22nd March 2021 by Adam Bertscher & Leslie London. From The Conversation.
The lockdown restrictions introduced in South Africa to curb the initial spread of COVID-19 in March 2020 were the tightest in the world. They included a ban on alcohol sales. This, the government said, was to reduce the pressure on hospitals caused by drinking-related trauma, and to discourage social gatherings.
With this restriction, decreases in violence, injuries and trauma-related hospitals were reported following the ban on sales. The country has the heaviest drinkers in the world and counts a 12% of adolescents consuming their first alcoholic beverage before the age of 13, with 65% of young people between 15- and 19-years old reporting binge drinking.
In 2012, the South African government drafted the Control of Marketing of Alcoholic Beverages Bill. The Bill sought to restrict advertising, marketing, sponsorship, or promotion of alcoholic beverages except at the point of sale.
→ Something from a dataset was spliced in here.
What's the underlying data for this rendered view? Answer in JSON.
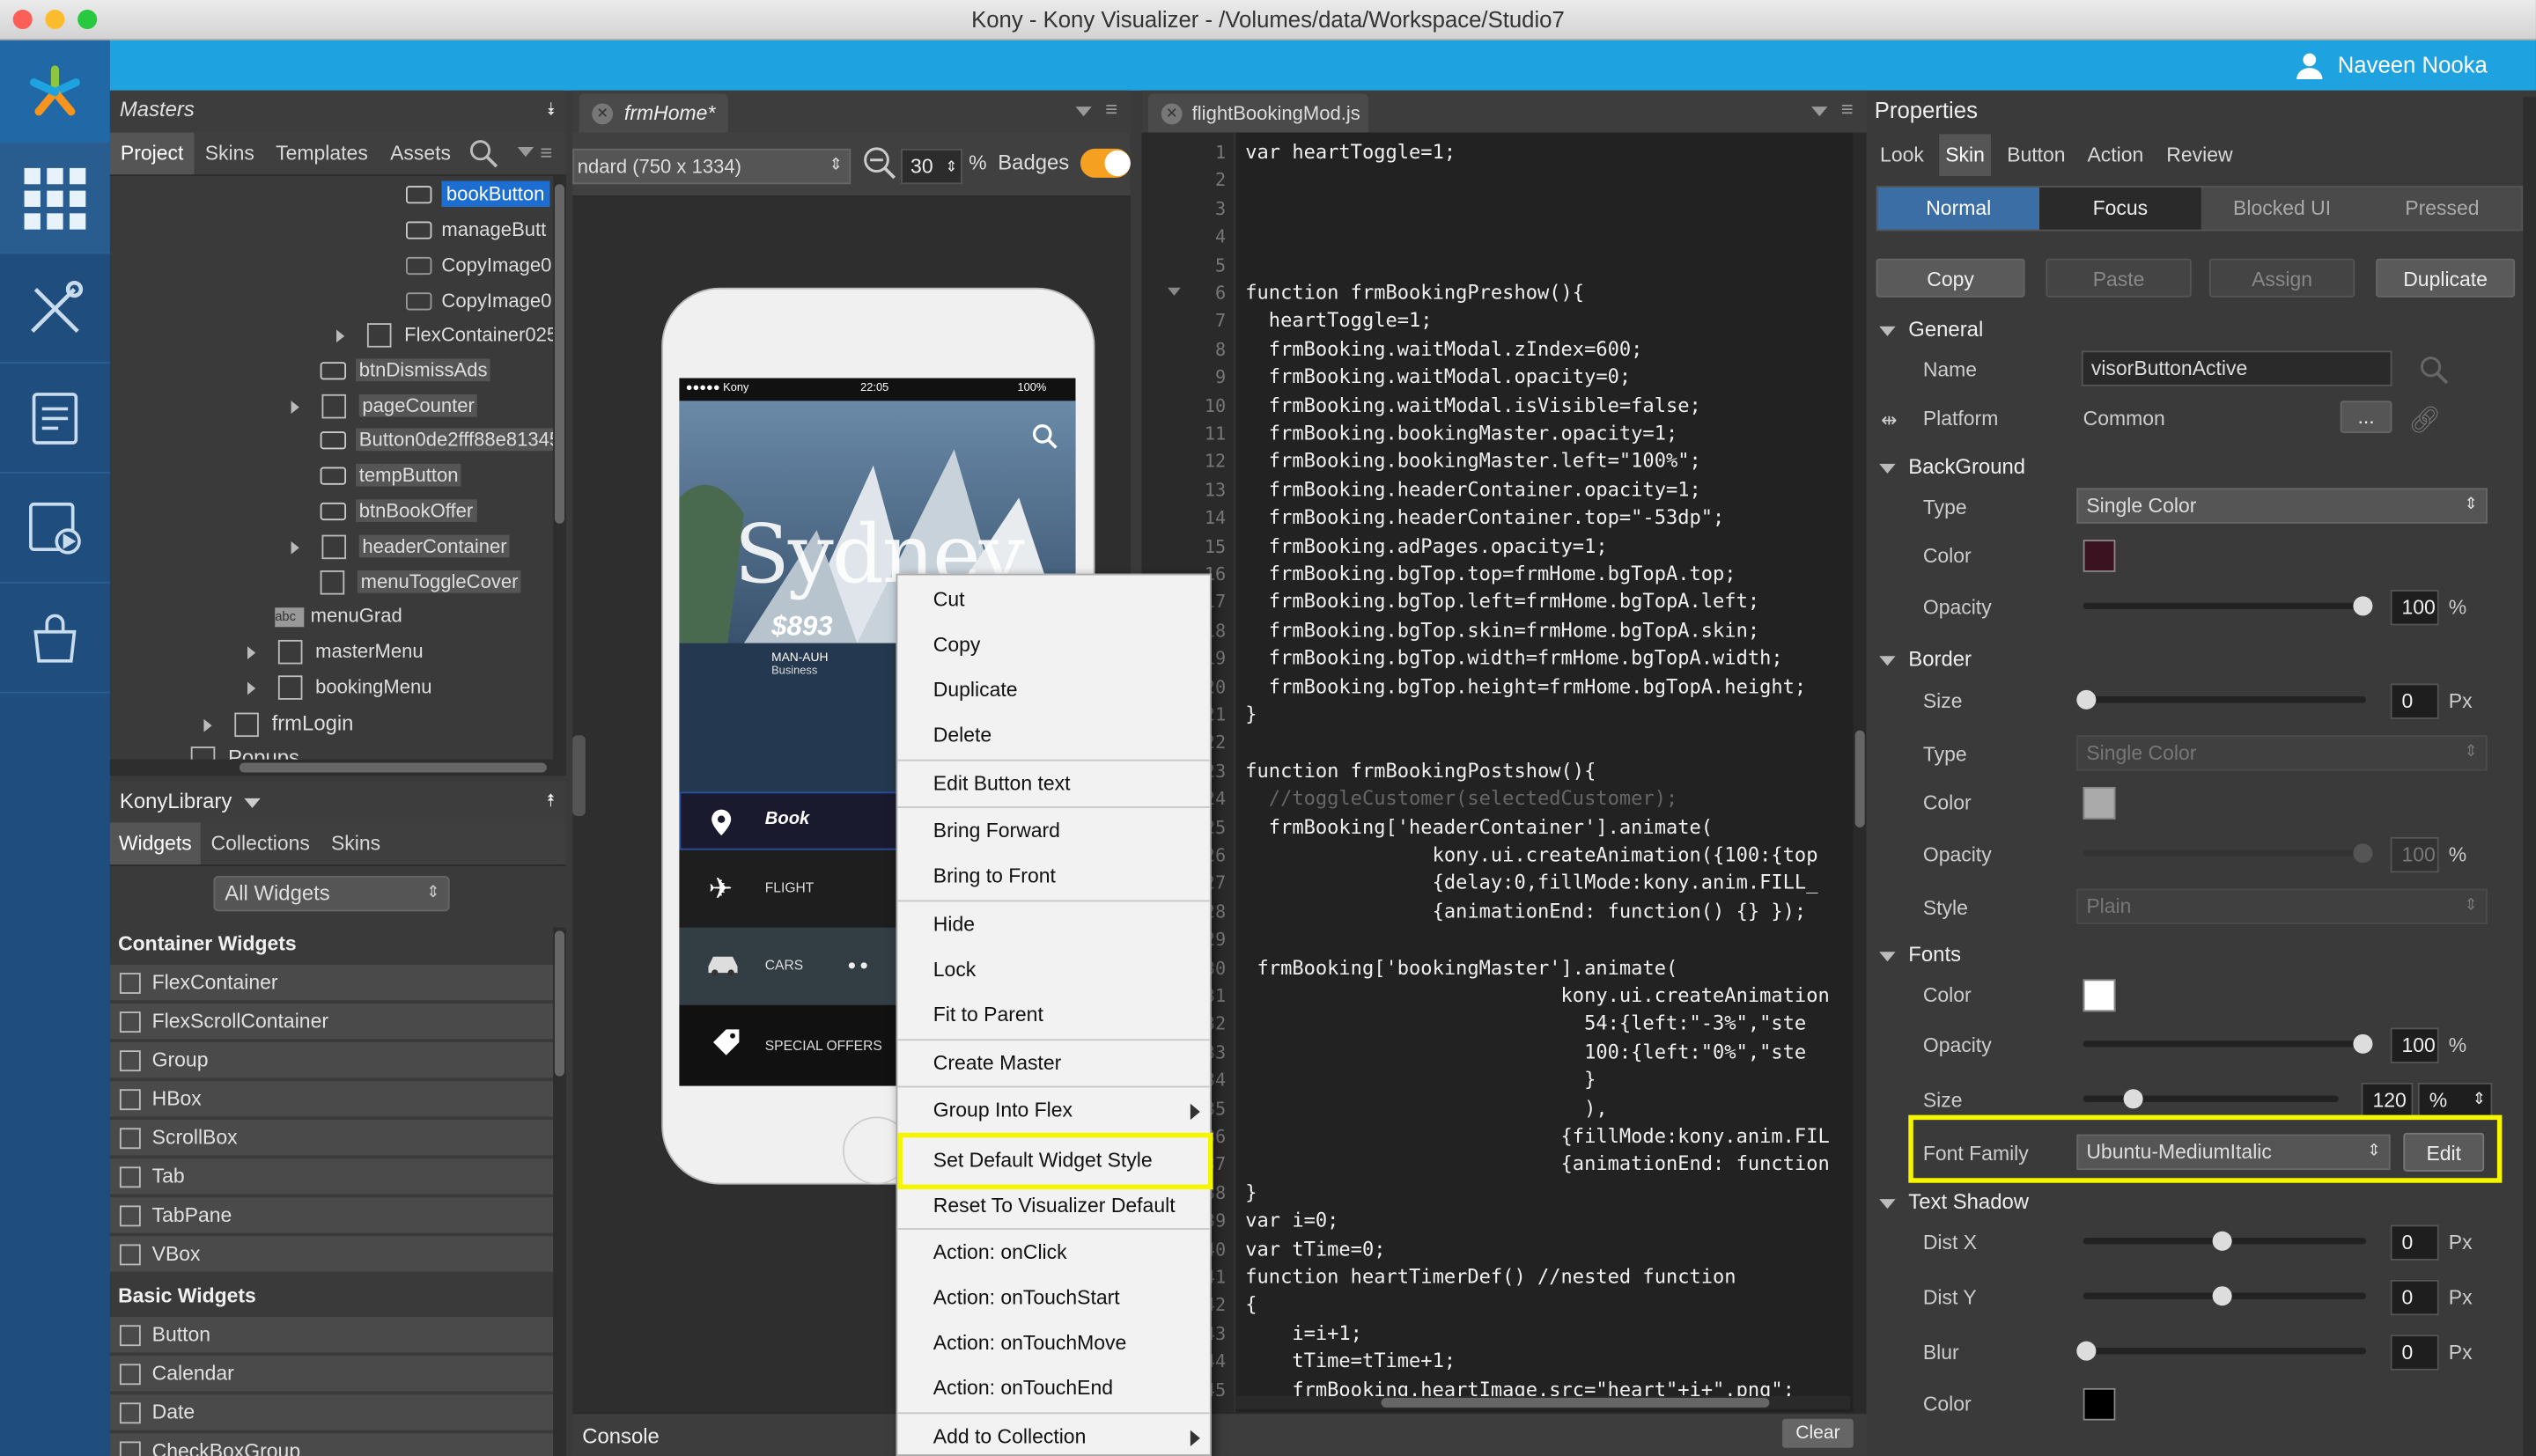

It was drafted specifically to protect children from alcohol advertising. This intervention is consistent with World Health Organisation recommendations to control alcohol-related harm.
The Bill underwent three regulatory and socio-economic impact assessments. It was meant to be published for public comment in 2013 but was never made public. Our previous research found that the alcohol and allied industries lobbied heavily against the draft Bill stating that it would unjustifiably violate human rights (i.e., freedom of expression and consumers’ rights to information).
However, by using international human rights law and specifically the Siracusa Principle, researchers found that restricting alcohol advertising to protect children’s rights and the right to health is justifiable, for several reasons.
Introducing regulation to reduce alcohol-related harm is fully consistent with human rights protection, particularly for children. Such regulation could include restricting alcohol advertising, marketing, sponsorship, or promotion.
The international treaty on transnational corporations, business enterprises and human rights is a new draft international law that could substantially strengthen public health goals. This treaty would place obligations on non-state actors, similar to those on governments, and help to make commercial actors accountable for their business practices.
To read the full article click on the following link: https://theconversation.com/we-tested-claims-that-limiting-alcohol-advertising-in-south-africa-would-violate-rights-156771?utm_source=twitter&utm_medium=bylinetwitterbutton.